REQUIRED ACTION.
Type every record exactly as it appears.

EXERCISE DATA.

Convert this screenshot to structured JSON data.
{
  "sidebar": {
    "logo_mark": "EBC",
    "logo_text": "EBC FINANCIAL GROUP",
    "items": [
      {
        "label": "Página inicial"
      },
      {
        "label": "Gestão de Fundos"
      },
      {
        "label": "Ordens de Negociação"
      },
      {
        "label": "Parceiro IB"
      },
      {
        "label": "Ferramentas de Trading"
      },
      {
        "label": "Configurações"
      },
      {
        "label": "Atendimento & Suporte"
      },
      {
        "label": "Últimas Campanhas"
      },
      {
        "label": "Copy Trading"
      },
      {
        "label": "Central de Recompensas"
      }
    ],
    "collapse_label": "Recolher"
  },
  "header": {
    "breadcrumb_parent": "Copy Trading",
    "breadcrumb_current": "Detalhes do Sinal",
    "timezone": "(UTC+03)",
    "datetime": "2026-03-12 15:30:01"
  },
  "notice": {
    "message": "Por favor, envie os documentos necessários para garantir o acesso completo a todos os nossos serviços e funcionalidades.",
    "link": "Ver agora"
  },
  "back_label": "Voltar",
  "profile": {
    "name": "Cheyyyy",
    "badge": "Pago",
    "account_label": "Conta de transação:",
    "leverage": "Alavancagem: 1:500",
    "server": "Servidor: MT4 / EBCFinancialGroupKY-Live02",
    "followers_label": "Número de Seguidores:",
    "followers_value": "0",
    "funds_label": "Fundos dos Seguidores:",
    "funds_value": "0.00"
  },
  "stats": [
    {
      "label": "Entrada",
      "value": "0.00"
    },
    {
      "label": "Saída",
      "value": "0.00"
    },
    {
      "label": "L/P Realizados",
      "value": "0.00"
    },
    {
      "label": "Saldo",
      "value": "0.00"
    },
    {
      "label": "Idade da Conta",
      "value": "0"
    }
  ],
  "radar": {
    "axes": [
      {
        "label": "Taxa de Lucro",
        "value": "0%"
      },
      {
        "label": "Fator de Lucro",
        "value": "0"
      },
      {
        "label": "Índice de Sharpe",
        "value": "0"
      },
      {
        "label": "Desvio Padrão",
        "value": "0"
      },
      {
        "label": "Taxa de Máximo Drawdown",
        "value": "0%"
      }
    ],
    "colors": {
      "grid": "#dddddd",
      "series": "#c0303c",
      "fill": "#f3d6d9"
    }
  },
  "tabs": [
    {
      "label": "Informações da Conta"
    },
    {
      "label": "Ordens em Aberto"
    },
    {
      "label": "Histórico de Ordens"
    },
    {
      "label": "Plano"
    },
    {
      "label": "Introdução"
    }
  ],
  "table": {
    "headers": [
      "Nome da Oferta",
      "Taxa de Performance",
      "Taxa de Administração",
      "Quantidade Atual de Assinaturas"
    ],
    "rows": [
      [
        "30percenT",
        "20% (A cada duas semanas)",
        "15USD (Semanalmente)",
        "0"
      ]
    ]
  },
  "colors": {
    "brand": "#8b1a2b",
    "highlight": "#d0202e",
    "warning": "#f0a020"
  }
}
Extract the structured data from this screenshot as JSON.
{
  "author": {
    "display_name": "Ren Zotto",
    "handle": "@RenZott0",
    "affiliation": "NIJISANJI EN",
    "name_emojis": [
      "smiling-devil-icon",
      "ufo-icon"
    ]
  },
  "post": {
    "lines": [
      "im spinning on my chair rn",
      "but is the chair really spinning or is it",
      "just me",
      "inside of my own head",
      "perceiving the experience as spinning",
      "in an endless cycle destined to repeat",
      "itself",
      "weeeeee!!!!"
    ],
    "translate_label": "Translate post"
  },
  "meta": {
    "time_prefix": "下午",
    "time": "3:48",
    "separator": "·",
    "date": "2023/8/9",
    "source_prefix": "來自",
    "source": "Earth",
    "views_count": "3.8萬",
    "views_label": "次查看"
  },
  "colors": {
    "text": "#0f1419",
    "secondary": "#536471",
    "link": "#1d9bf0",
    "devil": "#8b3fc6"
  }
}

EXPECTED ANSWER.
Convert this screenshot to structured JSON data.
{
  "sidebar": {
    "logo_mark": "EBC",
    "logo_text": "EBC FINANCIAL GROUP",
    "items": [
      {
        "label": "Página inicial"
      },
      {
        "label": "Gestão de Fundos"
      },
      {
        "label": "Ordens de Negociação"
      },
      {
        "label": "Parceiro IB"
      },
      {
        "label": "Ferramentas de Trading"
      },
      {
        "label": "Configurações"
      },
      {
        "label": "Atendimento & Suporte"
      },
      {
        "label": "Últimas Campanhas"
      },
      {
        "label": "Copy Trading"
      },
      {
        "label": "Central de Recompensas"
      }
    ],
    "collapse_label": "Recolher"
  },
  "header": {
    "breadcrumb_parent": "Copy Trading",
    "breadcrumb_current": "Detalhes do Sinal",
    "timezone": "(UTC+03)",
    "datetime": "2026-03-12 15:30:01"
  },
  "notice": {
    "message": "Por favor, envie os documentos necessários para garantir o acesso completo a todos os nossos serviços e funcionalidades.",
    "link": "Ver agora"
  },
  "back_label": "Voltar",
  "profile": {
    "name": "Cheyyyy",
    "badge": "Pago",
    "account_label": "Conta de transação:",
    "leverage": "Alavancagem: 1:500",
    "server": "Servidor: MT4 / EBCFinancialGroupKY-Live02",
    "followers_label": "Número de Seguidores:",
    "followers_value": "0",
    "funds_label": "Fundos dos Seguidores:",
    "funds_value": "0.00"
  },
  "stats": [
    {
      "label": "Entrada",
      "value": "0.00"
    },
    {
      "label": "Saída",
      "value": "0.00"
    },
    {
      "label": "L/P Realizados",
      "value": "0.00"
    },
    {
      "label": "Saldo",
      "value": "0.00"
    },
    {
      "label": "Idade da Conta",
      "value": "0"
    }
  ],
  "radar": {
    "axes": [
      {
        "label": "Taxa de Lucro",
        "value": "0%"
      },
      {
        "label": "Fator de Lucro",
        "value": "0"
      },
      {
        "label": "Índice de Sharpe",
        "value": "0"
      },
      {
        "label": "Desvio Padrão",
        "value": "0"
      },
      {
        "label": "Taxa de Máximo Drawdown",
        "value": "0%"
      }
    ],
    "colors": {
      "grid": "#dddddd",
      "series": "#c0303c",
      "fill": "#f3d6d9"
    }
  },
  "tabs": [
    {
      "label": "Informações da Conta"
    },
    {
      "label": "Ordens em Aberto"
    },
    {
      "label": "Histórico de Ordens"
    },
    {
      "label": "Plano"
    },
    {
      "label": "Introdução"
    }
  ],
  "table": {
    "headers": [
      "Nome da Oferta",
      "Taxa de Performance",
      "Taxa de Administração",
      "Quantidade Atual de Assinaturas"
    ],
    "rows": [
      [
        "30percenT",
        "20% (A cada duas semanas)",
        "15USD (Semanalmente)",
        "0"
      ]
    ]
  },
  "colors": {
    "brand": "#8b1a2b",
    "highlight": "#d0202e",
    "warning": "#f0a020"
  }
}
Extract the structured data from this screenshot as JSON.
{
  "author": {
    "display_name": "Ren Zotto",
    "handle": "@RenZott0",
    "affiliation": "NIJISANJI EN",
    "name_emojis": [
      "smiling-devil-icon",
      "ufo-icon"
    ]
  },
  "post": {
    "lines": [
      "im spinning on my chair rn",
      "but is the chair really spinning or is it",
      "just me",
      "inside of my own head",
      "perceiving the experience as spinning",
      "in an endless cycle destined to repeat",
      "itself",
      "weeeeee!!!!"
    ],
    "translate_label": "Translate post"
  },
  "meta": {
    "time_prefix": "下午",
    "time": "3:48",
    "separator": "·",
    "date": "2023/8/9",
    "source_prefix": "來自",
    "source": "Earth",
    "views_count": "3.8萬",
    "views_label": "次查看"
  },
  "colors": {
    "text": "#0f1419",
    "secondary": "#536471",
    "link": "#1d9bf0",
    "devil": "#8b3fc6"
  }
}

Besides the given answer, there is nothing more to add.